BACKGROUND: Whilst high levels of alcohol consumption are known to be associated with atrial fibrillation (AF), it is unclear if any level of alcohol consumption can be recommended to prevent the onset of the condition. The aim of this review is to characterise the association between chronic alcohol intake and incident AF.
METHODS AND RESULTS: Electronic literature searches were undertaken using PubMed and Embase databases up to 1 February 2016 to identify studies examining the impact of alcohol on the risk of incident AF. Prospective studies reporting on at least three levels of alcohol intake and published in English were eligible for inclusion. Studies of a retrospective or case control design were excluded. The primary study outcome was development of incident AF. Consistent with previous studies, high levels of alcohol intake were associated with an increased incident AF risk (HR 1.34, 95% CI 1.20-1.49, p<0.001). Moderate levels of alcohol intake were associated with a heightened AF risk in males (HR 1.26, 95% CI 1.04-1.54, p=0.02) but not females (HR 1.03, 95% CI 0.86-1.25, p=0.74). Low alcohol intake, of up to 1 standard drink (SD) per day, was not associated with AF development (HR 0.95, 95% CI 0.85-1.06, p=0.37).
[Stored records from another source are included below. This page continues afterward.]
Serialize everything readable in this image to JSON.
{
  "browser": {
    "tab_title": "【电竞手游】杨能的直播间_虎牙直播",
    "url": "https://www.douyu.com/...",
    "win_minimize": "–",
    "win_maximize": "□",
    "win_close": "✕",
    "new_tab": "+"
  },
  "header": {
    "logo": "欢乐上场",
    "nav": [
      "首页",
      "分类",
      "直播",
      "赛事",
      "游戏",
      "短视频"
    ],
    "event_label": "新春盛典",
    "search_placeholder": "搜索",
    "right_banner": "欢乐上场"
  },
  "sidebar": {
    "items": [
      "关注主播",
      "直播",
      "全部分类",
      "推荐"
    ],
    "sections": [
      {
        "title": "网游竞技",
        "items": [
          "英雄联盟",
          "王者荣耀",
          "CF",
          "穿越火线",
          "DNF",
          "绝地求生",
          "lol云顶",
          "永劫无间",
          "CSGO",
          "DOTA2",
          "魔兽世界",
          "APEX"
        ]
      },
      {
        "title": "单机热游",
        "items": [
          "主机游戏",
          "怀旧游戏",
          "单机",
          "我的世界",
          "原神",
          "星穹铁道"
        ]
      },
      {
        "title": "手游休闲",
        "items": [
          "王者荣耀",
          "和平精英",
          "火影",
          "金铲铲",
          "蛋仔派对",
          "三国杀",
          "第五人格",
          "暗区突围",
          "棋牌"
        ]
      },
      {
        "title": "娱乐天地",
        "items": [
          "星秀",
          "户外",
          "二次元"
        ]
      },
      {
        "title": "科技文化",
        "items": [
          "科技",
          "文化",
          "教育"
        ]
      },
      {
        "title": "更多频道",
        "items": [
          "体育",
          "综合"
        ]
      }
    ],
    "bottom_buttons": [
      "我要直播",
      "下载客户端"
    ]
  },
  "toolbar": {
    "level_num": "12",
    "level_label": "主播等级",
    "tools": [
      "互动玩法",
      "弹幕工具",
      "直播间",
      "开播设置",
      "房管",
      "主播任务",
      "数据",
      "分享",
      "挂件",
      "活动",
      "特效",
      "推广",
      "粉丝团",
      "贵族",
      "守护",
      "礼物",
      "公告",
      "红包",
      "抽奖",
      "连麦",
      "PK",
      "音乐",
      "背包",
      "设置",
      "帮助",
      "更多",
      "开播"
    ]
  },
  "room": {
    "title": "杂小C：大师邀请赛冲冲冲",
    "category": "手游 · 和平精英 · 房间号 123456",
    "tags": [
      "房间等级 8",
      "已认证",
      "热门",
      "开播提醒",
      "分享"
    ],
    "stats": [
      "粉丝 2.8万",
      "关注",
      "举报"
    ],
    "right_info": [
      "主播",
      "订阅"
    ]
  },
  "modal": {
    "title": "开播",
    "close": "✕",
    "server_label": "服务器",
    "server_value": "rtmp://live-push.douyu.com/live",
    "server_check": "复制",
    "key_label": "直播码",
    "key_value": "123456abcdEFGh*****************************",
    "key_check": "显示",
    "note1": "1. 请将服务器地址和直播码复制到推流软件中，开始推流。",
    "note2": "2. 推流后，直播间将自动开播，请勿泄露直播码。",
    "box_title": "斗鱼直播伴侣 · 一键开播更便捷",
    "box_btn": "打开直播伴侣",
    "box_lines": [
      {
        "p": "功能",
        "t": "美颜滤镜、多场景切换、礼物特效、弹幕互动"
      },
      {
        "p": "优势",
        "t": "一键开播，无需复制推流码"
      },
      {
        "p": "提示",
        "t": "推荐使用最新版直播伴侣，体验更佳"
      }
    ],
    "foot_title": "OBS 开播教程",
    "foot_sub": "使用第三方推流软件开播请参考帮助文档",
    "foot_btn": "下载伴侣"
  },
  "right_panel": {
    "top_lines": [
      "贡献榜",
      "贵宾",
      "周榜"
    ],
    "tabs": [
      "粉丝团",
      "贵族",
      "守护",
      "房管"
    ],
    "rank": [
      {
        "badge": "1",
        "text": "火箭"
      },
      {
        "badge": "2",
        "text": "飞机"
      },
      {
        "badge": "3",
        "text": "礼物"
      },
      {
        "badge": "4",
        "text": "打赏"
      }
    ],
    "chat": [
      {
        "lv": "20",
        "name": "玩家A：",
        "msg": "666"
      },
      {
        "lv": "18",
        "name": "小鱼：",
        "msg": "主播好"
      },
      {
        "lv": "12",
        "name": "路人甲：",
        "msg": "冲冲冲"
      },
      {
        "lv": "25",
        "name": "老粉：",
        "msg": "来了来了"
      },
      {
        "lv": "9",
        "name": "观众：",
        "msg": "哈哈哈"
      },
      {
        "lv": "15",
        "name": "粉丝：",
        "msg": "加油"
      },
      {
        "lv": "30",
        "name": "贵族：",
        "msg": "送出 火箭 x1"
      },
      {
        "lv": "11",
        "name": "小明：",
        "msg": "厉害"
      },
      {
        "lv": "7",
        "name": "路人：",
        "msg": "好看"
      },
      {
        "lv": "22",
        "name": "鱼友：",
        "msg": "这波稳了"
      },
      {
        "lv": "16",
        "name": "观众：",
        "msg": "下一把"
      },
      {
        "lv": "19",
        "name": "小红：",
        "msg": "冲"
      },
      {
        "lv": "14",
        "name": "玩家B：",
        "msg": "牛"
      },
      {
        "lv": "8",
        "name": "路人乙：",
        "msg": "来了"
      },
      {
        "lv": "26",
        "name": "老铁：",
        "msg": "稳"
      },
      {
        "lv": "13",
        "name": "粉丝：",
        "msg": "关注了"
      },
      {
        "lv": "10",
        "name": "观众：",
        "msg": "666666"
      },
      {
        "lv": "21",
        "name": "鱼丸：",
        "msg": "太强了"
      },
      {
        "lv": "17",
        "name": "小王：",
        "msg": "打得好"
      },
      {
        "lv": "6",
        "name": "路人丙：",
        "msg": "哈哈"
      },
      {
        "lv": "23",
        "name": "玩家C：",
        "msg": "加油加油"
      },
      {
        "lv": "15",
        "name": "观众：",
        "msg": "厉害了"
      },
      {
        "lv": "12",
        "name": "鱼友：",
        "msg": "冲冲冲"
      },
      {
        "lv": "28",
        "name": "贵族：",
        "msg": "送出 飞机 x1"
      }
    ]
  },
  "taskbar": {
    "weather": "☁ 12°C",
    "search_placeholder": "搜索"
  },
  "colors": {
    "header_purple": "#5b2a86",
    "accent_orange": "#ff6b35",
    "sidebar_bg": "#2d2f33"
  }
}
CONCLUSIONS: Low levels of alcohol intake are not associated with the development of AF. Gender differences exist in the association between moderate alcohol intake and AF with males demonstrating greater increases in risk, whilst high alcohol intake is associated with a heightened AF risk across both genders.